Let's discuss partial solutions.

Suppose you and random other English speakers were abducted by aliens and accelerating out of the solar system on their ship. You strongly suspect you will never be able to go back, and get to work on building a new society.

You are the smartest person in the group and convince everyone that language is important. They agree to reform the language, but aren't capable of constructing or learning a new one, and aren't interested in teaching their children one. What simple reforms might be a good idea?

I can suggest some:

It will no longer be correct to say that something is (a color or similar property). One must say it "seems" a color, as well as to whom. Not "Snow is white", rather, "Snow seems white to me".

"Rationalize" will be replaced by a word with a different root.

Comment author: PetjaY 03 May 2015 09:51:32AM 0 points [-]

"It will no longer be correct to say that something is (a color or similar property). One must say it "seems" a color, as well as to whom. Not "Snow is white", rather, "Snow seems white to me"."

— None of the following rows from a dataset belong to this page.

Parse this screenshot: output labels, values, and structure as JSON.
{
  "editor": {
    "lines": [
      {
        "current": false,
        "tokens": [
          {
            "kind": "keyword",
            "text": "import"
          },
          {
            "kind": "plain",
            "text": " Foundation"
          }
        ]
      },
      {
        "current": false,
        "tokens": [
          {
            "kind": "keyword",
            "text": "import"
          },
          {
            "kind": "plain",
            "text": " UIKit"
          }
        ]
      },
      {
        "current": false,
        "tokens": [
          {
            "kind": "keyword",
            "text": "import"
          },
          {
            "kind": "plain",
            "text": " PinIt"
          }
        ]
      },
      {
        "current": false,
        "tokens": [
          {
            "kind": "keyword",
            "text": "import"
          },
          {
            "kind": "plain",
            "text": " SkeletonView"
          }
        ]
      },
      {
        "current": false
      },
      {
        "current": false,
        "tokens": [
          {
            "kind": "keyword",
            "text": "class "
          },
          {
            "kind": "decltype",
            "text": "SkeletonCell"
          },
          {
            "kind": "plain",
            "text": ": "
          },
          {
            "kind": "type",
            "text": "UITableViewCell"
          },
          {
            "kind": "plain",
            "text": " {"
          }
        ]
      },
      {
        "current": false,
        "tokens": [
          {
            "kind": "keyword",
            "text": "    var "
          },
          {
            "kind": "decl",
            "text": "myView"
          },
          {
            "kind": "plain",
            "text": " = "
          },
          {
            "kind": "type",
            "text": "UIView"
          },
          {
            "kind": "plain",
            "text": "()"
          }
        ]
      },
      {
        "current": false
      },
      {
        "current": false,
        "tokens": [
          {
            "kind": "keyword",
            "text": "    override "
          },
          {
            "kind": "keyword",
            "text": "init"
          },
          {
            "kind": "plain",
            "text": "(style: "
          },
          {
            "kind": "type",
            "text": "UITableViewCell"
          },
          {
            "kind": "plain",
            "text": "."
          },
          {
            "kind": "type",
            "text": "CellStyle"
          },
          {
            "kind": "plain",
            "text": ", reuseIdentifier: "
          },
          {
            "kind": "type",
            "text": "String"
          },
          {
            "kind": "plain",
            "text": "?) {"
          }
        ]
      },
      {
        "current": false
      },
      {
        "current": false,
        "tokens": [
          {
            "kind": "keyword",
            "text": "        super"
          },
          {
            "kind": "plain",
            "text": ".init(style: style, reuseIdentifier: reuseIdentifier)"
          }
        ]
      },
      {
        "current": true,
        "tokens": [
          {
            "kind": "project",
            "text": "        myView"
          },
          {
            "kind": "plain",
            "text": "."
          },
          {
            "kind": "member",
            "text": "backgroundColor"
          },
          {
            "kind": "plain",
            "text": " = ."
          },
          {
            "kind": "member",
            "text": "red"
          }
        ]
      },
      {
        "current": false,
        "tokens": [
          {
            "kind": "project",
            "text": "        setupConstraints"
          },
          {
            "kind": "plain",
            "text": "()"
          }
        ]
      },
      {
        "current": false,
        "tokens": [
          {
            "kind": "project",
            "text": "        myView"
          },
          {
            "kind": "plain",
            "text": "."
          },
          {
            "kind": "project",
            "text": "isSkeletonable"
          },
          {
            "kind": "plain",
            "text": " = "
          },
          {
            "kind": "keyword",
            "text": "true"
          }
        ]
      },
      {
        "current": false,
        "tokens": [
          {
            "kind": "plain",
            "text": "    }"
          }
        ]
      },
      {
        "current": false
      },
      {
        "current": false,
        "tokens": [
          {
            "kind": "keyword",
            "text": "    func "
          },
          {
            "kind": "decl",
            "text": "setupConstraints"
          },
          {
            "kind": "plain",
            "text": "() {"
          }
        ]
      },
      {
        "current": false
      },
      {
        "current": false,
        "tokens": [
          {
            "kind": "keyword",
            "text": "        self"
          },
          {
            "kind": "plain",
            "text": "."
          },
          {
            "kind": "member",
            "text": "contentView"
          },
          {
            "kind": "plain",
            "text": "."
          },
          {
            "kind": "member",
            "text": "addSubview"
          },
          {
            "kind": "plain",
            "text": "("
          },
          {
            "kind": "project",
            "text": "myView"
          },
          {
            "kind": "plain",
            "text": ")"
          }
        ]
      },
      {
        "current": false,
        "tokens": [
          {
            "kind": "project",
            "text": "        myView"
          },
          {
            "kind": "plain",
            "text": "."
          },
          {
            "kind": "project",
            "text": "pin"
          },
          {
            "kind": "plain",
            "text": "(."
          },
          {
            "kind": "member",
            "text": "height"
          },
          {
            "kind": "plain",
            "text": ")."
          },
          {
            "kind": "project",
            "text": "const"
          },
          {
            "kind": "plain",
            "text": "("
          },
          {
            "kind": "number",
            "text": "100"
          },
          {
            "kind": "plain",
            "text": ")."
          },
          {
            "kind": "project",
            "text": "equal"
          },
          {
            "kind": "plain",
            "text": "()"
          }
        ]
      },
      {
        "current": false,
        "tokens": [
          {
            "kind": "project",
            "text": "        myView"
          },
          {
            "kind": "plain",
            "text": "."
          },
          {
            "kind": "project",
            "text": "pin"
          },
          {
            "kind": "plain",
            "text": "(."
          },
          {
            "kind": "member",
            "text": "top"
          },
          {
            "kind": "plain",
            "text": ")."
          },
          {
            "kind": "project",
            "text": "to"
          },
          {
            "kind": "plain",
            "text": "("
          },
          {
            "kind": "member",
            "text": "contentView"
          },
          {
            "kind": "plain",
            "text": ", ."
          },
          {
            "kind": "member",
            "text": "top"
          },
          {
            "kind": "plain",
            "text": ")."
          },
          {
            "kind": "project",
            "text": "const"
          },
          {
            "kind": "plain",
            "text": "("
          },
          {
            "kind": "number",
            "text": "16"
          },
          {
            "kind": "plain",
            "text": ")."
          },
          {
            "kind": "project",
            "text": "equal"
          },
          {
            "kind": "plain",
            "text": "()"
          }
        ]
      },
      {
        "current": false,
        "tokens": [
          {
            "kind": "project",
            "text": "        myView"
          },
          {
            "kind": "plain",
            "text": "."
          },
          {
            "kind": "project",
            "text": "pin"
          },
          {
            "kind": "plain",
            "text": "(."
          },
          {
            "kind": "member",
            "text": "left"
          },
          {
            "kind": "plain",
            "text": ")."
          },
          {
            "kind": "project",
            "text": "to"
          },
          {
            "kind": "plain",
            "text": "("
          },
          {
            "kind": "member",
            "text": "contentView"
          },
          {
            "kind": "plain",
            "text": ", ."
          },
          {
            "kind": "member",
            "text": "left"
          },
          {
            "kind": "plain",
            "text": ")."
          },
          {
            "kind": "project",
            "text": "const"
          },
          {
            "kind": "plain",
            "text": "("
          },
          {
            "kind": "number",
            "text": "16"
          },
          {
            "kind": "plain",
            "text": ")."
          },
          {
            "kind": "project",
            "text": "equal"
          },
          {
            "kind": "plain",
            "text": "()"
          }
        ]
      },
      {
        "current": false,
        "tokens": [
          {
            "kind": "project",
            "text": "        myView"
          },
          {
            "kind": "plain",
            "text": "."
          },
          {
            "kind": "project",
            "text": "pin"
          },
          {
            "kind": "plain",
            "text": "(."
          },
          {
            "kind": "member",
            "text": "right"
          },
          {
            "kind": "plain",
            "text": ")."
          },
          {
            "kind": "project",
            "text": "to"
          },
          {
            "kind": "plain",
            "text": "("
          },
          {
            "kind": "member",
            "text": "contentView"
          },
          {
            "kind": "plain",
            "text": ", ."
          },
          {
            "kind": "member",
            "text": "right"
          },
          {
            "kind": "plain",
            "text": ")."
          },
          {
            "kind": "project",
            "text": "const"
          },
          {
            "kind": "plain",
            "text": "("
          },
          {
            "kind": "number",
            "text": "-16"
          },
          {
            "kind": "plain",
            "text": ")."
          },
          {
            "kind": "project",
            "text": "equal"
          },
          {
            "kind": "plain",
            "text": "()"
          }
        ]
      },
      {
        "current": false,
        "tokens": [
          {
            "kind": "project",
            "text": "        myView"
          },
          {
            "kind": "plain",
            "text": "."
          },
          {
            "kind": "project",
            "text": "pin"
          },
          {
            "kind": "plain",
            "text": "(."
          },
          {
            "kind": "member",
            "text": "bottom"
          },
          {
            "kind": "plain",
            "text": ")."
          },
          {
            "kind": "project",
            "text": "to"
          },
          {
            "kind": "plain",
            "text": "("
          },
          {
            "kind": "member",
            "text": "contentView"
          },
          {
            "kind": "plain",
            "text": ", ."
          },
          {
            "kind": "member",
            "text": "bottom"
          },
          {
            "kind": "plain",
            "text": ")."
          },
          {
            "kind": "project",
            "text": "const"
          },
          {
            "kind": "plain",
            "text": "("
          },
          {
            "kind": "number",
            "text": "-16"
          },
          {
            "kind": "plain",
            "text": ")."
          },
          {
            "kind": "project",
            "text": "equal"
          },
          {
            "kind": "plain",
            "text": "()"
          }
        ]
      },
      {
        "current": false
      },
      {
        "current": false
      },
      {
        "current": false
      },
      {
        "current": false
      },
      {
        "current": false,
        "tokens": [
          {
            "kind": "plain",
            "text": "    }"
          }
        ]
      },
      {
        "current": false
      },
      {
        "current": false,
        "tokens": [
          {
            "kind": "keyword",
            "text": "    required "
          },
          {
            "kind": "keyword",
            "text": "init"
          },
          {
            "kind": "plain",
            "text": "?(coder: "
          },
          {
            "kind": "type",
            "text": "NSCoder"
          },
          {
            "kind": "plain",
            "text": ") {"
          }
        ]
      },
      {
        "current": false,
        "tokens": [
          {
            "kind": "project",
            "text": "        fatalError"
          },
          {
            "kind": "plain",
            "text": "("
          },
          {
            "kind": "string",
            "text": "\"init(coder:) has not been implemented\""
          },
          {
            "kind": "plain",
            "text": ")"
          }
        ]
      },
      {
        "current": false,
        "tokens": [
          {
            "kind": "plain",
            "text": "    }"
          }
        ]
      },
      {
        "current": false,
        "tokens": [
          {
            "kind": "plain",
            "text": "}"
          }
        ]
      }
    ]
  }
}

I´d say this is not needed, when people say "Snow is white" we know that it really means "Snow seems white to me", so saying it as "Snow seems white to me" adds length without adding information.

My first fixes to english would be to unite spoken and written english with same letters always meaning same sounds, and getting rid of adding "the" to places where it does not add information (where sentence would mean same even without "the").

Comment author: Kindly 03 May 2015 04:49:15PM 1 point [-]

I´d say this is not needed, when people say "Snow is white" we know that it really means "Snow seems white to me", so saying it as "Snow seems white to me" adds length without adding information.

Ah, but imagine we're all-powerful reformists that can change absolutely anything! In that case, we can add a really simple verb that means "seems-to-me" (let's say "smee" for short) and then ask people to say "Snow smee white".

Of course, this doesn't make sense unless we provide alternatives. For instance, "er" for "I have heard that", as in "Snow er white, though I haven't seen it myself" or "The dress er gold, but smee blue."

Comment author: TheOtherDave 03 May 2015 08:55:41PM 1 point [-]
Comment author: Jiro 03 May 2015 09:46:24PM 1 point [-]

It isn't possible for someone to consistently assert "X is true, but X doesn't seem true to me". And it isn't possible for someone to consistently assert "X seems true to me, but X is false". [1] So even though "seems to me" and "is" are not logically the same thing, no human being can separate them and we have no need for a special word to make it convenient to separate them.

[1] Of course they can assert that if we use a secondary meaning for 'seems' such as "superficially appears to be", but that's not the meaning of 'seems' in question here.

Comment author: ChristianKl 03 May 2015 11:13:19PM 0 points [-]

A quarter of the worlds languages mark evidentiality at a grammer level. Indo-European languages like English don't do this but other languages do.